Private Equity Acquisitions - Asset Stripping Rules
It is almost a year since the Alternative Investment Fund Managers Directive (AIFMD) became fully effective in the UK.
In this blog we look at one particular aspect of the regime, namely measures restricting "asset-stripping" by private equity buyers.
The insurance industry is highly regulated, and it is well known that a variety of regulations/ other rules require that leveraged buyouts of insurance companies be financed with substantially less debt than those in other industries. In the case of a private-equity acquisition, AIFMD adds an additional layer of regulation, and regardless of the business of the target in question.
The AIFMD came into full force in the UK in July 2014, and as such applies to all EEA (and in some circumstances non-EEA) managers of alternative investment funds, which in turn captures most UK private equity fund managers. Amongst its many provisions, the AIFMD contains a prohibition on asset-stripping. Under these rules, the manager of an alternative investment fund (or AIFM) is heavily restricted in the first two years of control (whether acting individually or jointly) of most listed or non-listed companies in its ability to extract assets from that company by way of distributions, capital reductions, share redemptions and buy backs. This includes targets that are insurers or brokers.
This has impacted a number of common private equity structures in particular where the company needs to pays dividends (or otherwise return capital) to the holding company to enable it to service its debt.
There are a number of factors which may allow a buyer to mitigate the effect of the AIFMD asset-stripping rules:
- Control is defined to mean, broadly speaking over 50% of voting rights in the case of a private company and 30% of voting in the case of a listed company (a different figure may apply elsewhere in the EEA). It may be possible to structure an acquisition that does not trigger this requirement, e.g. by an acquisition of economic rights.
- The asset stripping restrictions relate to shares and distributions thereon. They do not relate to debt. Hence it may be possible to establish intra-group debt arrangements that have the equivalent effect of a dividend stream.
- The asset stripping restrictions do not appear to capture intra-group reinsurance, services and other arrangements, and the flexibility that these may offer for premia fees or commissions to be paid by the insurer to other entities in the group. Similarly, cash pooling arrangements and profit or loss sharing arrangements around the group may be means to enable debt service at holdco level. Note however that AIFMD will require an AIFM to have in place arrangements to ensure that any such agreement is on arm's length terms.

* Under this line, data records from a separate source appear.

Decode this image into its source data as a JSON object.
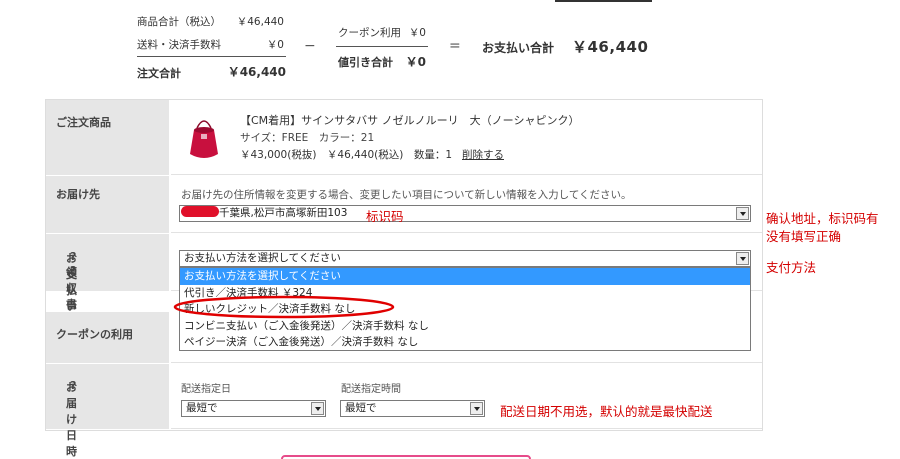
{
  "summary": {
    "subtotal_label": "商品合計（税込）",
    "subtotal_value": "￥46,440",
    "shipping_label": "送料・決済手数料",
    "shipping_value": "￥0",
    "order_total_label": "注文合計",
    "order_total_value": "￥46,440",
    "minus": "−",
    "coupon_label": "クーポン利用",
    "coupon_value": "￥0",
    "discount_label": "値引き合計",
    "discount_value": "￥0",
    "equals": "=",
    "grand_label": "お支払い合計",
    "grand_value": "￥46,440"
  },
  "rows": {
    "product_label": "ご注文商品",
    "address_label": "お届け先",
    "payment_label": "お支払い方法",
    "receipt_label": "領収書について",
    "help_q": "?",
    "coupon_row_label": "クーポンの利用",
    "delivery_label": "お届け日時"
  },
  "product": {
    "name": "【CM着用】サインサタバサ ノゼルノルーリ　大（ノーシャピンク）",
    "spec": "サイズ：FREE　カラー：21",
    "price": "￥43,000(税抜)　￥46,440(税込)　数量：1",
    "delete_link": "削除する"
  },
  "address": {
    "note": "お届け先の住所情報を変更する場合、変更したい項目について新しい情報を入力してください。",
    "selected": "千葉県,松戸市高塚新田103"
  },
  "payment": {
    "selected": "お支払い方法を選択してください",
    "options": [
      "お支払い方法を選択してください",
      "代引き／決済手数料 ￥324",
      "新しいクレジット／決済手数料 なし",
      "コンビニ支払い（ご入金後発送）／決済手数料 なし",
      "ペイジー決済（ご入金後発送）／決済手数料 なし"
    ]
  },
  "delivery": {
    "date_label": "配送指定日",
    "date_value": "最短で",
    "time_label": "配送指定時間",
    "time_value": "最短で"
  },
  "annotations": {
    "id_code": "标识码",
    "confirm_address_1": "确认地址，标识码有",
    "confirm_address_2": "没有填写正确",
    "payment_method": "支付方法",
    "delivery_note": "配送日期不用选，默认的就是最快配送"
  },
  "colors": {
    "highlight": "#3399ff",
    "annotation": "#d40000",
    "label_bg": "#e6e6e6",
    "redact": "#e0102a",
    "product_pink": "#c8103e"
  }
}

- The parties may agree that certain arrangements are put in place after signing but before closing, e.g. to maximise shareholder debt or to declare dividends which in many cases will, once declared, constitute a debt to the incumbent shareholder at the time of payment. Once in place, it may possible to re-configure such arrangements post-closing.
- The restrictions do not apply to acquisitions of SMEs, defined as a business with fewer than 250 employees and turnover not exceeding EUR50m or a balance sheet not exceeding EUR43m.
- The restriction does not apply to distribution of profits that have arisen and are available for distribution in the ordinary course. Hence a high quality business that produces a good dividend steam will continue to be able to pay them. Also the rules would not seem to prevent a portfolio company from making disposals and retaining any gain for future distribution.
We are aware of similar developments in the US where, for example, the New York Department of Financial now requires, in the case of insurers owned by private equity firms, increased capital at target level, a trust account to be triggered where this capital falls below certain levels, prior regulatory approval of changes to the target's business plan and more extensive reporting requirements.
These requirements certainly add challenge to private-equity activity in this area, particularly in the case of weaker targets that require re-organisation. However with care there remains scope for inventive deal structuring in a manner that is both compliant and workable from a business perspective.